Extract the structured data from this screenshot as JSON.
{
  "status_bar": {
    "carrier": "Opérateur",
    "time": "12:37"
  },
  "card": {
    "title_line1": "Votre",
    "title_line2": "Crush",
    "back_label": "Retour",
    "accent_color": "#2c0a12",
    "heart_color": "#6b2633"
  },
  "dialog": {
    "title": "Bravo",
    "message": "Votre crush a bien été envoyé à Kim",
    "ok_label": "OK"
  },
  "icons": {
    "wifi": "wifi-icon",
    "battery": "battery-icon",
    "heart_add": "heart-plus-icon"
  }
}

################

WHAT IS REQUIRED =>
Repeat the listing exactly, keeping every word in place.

YOUR SOLUTION =>
Extract the structured data from this screenshot as JSON.
{
  "status_bar": {
    "carrier": "Opérateur",
    "time": "12:37"
  },
  "card": {
    "title_line1": "Votre",
    "title_line2": "Crush",
    "back_label": "Retour",
    "accent_color": "#2c0a12",
    "heart_color": "#6b2633"
  },
  "dialog": {
    "title": "Bravo",
    "message": "Votre crush a bien été envoyé à Kim",
    "ok_label": "OK"
  },
  "icons": {
    "wifi": "wifi-icon",
    "battery": "battery-icon",
    "heart_add": "heart-plus-icon"
  }
}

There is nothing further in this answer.